INSTRUCTIONS TO FOLLOW ▸ How many lines of the entries hold the string "this"? Reply with the number alone.

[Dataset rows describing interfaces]

····················

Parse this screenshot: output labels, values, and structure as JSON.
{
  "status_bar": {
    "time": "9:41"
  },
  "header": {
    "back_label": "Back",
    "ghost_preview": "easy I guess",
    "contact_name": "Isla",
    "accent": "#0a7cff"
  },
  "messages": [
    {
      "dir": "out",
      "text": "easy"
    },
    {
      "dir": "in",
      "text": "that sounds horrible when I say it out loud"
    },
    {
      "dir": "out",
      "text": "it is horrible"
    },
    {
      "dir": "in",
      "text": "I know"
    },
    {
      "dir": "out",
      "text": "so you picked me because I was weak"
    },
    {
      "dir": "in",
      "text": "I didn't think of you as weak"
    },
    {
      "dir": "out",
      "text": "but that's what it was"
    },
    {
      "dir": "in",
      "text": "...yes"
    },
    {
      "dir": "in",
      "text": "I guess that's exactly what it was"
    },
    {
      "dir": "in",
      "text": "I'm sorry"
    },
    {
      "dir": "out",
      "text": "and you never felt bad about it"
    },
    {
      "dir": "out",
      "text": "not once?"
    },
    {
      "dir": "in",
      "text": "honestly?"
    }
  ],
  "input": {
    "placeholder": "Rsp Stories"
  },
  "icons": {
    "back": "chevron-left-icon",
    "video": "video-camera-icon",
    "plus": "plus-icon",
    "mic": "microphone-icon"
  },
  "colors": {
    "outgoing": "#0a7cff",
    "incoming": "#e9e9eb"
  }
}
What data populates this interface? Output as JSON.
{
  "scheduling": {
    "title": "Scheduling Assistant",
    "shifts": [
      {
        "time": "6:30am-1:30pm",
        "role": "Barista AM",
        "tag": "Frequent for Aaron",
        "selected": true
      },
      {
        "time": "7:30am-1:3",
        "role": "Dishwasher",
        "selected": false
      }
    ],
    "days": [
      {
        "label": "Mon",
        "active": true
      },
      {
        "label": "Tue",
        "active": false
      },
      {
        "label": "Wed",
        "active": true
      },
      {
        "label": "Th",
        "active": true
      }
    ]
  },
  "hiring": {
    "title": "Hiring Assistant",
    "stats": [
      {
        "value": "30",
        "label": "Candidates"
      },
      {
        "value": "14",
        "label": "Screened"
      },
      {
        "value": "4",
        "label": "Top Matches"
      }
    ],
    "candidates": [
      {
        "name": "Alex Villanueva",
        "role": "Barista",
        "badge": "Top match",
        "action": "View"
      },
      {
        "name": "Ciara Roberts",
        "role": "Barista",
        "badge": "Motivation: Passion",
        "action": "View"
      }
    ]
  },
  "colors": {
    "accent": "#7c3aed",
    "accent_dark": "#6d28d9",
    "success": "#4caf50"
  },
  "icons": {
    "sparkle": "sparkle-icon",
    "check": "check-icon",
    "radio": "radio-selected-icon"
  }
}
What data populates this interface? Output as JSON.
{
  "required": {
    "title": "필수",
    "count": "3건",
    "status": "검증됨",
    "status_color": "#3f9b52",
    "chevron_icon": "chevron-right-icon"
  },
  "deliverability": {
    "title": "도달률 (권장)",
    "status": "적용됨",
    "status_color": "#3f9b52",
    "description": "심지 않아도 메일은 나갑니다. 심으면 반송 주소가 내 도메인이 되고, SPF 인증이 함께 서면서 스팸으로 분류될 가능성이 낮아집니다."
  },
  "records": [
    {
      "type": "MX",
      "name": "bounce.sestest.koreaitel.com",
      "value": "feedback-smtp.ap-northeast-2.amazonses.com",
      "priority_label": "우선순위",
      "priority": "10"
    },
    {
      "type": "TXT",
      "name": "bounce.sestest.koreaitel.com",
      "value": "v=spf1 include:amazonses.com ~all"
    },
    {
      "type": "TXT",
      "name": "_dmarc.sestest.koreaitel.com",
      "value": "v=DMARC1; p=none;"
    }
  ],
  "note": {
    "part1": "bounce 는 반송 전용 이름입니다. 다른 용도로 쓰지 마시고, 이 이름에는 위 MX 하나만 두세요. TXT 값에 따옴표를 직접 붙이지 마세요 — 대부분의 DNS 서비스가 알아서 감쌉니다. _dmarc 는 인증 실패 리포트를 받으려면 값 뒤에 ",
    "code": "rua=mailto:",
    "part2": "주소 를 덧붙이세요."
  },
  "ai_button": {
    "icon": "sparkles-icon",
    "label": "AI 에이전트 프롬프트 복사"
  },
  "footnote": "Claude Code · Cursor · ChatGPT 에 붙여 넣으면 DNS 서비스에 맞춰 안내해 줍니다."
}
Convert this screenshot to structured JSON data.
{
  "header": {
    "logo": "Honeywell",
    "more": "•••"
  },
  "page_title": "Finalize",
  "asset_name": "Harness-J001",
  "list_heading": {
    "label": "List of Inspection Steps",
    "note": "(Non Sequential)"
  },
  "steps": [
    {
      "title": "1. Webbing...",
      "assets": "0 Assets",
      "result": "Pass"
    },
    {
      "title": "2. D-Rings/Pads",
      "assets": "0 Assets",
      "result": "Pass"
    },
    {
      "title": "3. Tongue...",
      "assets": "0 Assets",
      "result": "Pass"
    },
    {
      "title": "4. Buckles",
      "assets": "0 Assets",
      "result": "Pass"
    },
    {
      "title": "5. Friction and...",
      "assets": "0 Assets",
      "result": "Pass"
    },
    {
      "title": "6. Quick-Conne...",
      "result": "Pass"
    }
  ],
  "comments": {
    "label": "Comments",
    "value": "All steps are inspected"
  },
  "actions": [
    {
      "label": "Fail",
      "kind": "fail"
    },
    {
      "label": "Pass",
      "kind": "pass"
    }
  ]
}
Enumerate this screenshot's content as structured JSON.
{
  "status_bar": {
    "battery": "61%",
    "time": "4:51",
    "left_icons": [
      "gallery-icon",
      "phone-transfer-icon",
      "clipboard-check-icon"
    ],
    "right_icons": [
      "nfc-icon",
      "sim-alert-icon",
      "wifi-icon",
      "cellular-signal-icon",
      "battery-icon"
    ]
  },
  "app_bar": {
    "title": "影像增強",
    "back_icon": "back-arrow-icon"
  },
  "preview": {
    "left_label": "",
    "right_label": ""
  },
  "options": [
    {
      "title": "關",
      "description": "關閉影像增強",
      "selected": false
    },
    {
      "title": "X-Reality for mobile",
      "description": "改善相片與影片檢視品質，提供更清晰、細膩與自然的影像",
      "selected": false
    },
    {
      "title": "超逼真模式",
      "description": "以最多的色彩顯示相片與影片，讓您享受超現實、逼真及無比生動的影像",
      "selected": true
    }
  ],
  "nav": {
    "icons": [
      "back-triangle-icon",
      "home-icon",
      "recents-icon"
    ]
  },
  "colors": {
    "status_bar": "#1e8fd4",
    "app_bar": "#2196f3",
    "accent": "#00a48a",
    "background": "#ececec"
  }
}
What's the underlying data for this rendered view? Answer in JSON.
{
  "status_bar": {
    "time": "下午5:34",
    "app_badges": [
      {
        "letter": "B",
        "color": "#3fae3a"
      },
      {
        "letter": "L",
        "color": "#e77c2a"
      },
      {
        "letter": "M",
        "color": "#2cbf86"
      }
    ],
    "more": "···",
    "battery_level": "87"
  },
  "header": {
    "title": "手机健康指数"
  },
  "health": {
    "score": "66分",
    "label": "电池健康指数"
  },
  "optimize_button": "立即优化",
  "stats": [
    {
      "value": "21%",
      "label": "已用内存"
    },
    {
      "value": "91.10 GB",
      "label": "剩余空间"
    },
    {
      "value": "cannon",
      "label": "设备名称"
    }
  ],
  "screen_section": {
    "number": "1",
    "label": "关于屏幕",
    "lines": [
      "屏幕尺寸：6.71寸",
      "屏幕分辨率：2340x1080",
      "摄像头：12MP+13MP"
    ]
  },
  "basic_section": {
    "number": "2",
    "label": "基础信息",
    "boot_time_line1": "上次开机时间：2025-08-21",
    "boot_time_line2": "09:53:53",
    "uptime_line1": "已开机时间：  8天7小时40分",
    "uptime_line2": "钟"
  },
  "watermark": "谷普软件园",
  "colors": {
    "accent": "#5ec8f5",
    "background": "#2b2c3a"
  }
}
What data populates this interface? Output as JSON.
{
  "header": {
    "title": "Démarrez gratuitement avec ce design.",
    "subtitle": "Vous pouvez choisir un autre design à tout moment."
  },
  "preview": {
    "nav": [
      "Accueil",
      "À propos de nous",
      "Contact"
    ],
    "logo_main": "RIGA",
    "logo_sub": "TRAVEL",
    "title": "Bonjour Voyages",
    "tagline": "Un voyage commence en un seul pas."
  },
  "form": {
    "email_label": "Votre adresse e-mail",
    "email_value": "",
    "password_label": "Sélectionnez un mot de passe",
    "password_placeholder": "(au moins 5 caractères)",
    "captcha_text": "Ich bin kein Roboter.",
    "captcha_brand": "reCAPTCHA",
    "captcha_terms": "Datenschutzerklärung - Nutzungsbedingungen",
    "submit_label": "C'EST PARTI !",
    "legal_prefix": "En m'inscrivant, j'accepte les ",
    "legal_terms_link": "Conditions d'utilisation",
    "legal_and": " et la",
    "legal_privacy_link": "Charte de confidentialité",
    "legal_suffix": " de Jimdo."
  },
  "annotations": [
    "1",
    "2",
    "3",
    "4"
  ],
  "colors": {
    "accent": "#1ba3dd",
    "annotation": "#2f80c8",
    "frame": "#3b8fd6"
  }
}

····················

TASK RESULT ▸ 7